I have adapted to these things as well as I can, but hearing a non-British person use British English rather than American – or explicitly express a preference for British English – still hits me harder than I would expect given my general ambivalence about language varieties. And I think it’s because I don’t view someone saying “pop” or “coke” instead of “soda” or “cola” as a threat to my social or economic status in the same way someone saying “lorry” or “teddy” now is.
Bringing this all around to a point: I suspect that when people correct each others’ language, or complain about others’ language, this sort of thing is going on somewhere beneath the surface.
I think that, for instance, when Georgian politicians complain that English is “corrupting” Georgian, or when Americans complain that they have to push 1 for English because of Spanish language menus, what they are really upset about is a lost of social prestige and economic power. The people who speak the dominant language benefit from that fact, and when its dominance is threatened that benefit is also threatened.
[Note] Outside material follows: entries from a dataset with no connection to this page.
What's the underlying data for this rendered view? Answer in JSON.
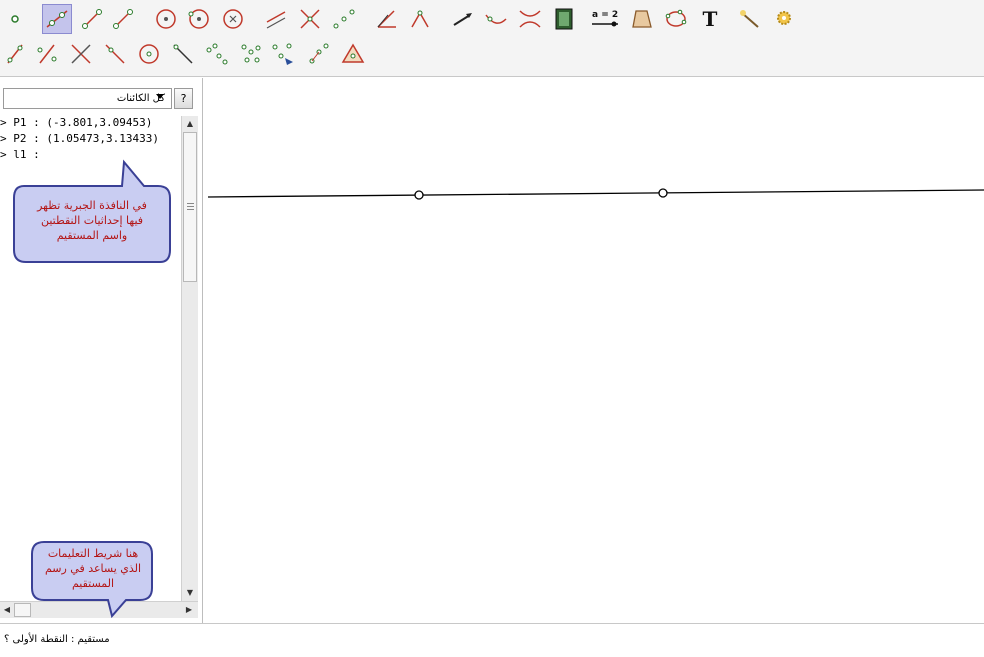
{
  "toolbar": {
    "row1": [
      "point-tool",
      "line-through-two-points-tool",
      "segment-tool",
      "vector-tool",
      "circle-center-point-tool",
      "circle-through-points-tool",
      "circle-center-radius-tool",
      "parallel-line-tool",
      "intersect-tool",
      "midpoint-tool",
      "angle-bisector-tool",
      "angle-tool",
      "vector-from-point-tool",
      "locus-tool",
      "reflect-tool",
      "animation-tool",
      "slider-tool",
      "polygon-tool",
      "conic-tool",
      "text-tool",
      "move-view-tool",
      "settings-tool"
    ],
    "row2": [
      "perpendicular-line-tool",
      "perpendicular-bisector-tool",
      "line-intersect-tool",
      "tangent-tool",
      "circle-tool",
      "polar-line-tool",
      "compass-tool",
      "relation-tool",
      "locus-points-tool",
      "dilate-tool",
      "translate-tool",
      "triangle-tool"
    ],
    "slider_label": "a = 2",
    "text_tool_label": "T"
  },
  "algebra": {
    "filter_label": "كل الكائنات",
    "help_label": "?",
    "rows": [
      "> P1 : (-3.801,3.09453)",
      "> P2 : (1.05473,3.13433)",
      "> l1 :"
    ]
  },
  "callouts": {
    "algebra_note": [
      "في النافذة الجبرية تظهر",
      "فيها إحداثيات النقطتين",
      "واسم المستقيم"
    ],
    "status_note": [
      "هنا شريط التعليمات",
      "الذي يساعد في رسم",
      "المستقيم"
    ]
  },
  "status_bar": {
    "text": "مستقيم : النقطة الأولى ؟"
  },
  "colors": {
    "callout_fill": "#c9cdf2",
    "callout_border": "#3a4096",
    "callout_text": "#b31414",
    "selected_tool": "#c4c4ec"
  }
}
In the same way, people who speak a more “educated” or “literary” or “proper” version of a language benefit – they are given social prestige, they are seen as educated, they are more likely to be hired in many cases – and when language changes, the prestige those people have because they speak a particular dialect starts to erode. When abbreviations and phonetic spellings surge in popularity – as they have with the advent of the internet and SMS – people who have devoted a lot of time and energy to learning how to spell English words correctly no longer benefit from that time and energy and no longer gain the recognition that (they suppose) used to come with being a proficient English writer. When mistakes are tolerated, being able to write or speak without making mistakes is no longer prized in quite the same way.
I would be remiss if I did not at least point out that race and class figure prominently in these considerations, in ways that I think are clear. I have a lot of personal stories about this kind of stuff – mostly involving my adventures in adapting to different linguistic norms as I changed from a middle-class and predominantly white school to a poor and predominantly African-American school to a wealthy and predominantly Asian school – but the tl;dr version is that my background has helped me to identify the privilege that I have because of my linguistic toolkit, and to try not to use that privilege as a cudgel to win arguments or bully people on the internet in the way that so many other language peevologists do. Because I have specifically trained myself not feel threatened by American minority languages or stigmatized dialects or language change or simple mistakes, it’s sort of weird for me to suddenly start getting pissed off by something as minor as the use of “cake” and “ice cream” as count nouns. Just something else to work on in my constant quest to reinvent myself.
I leave you with this: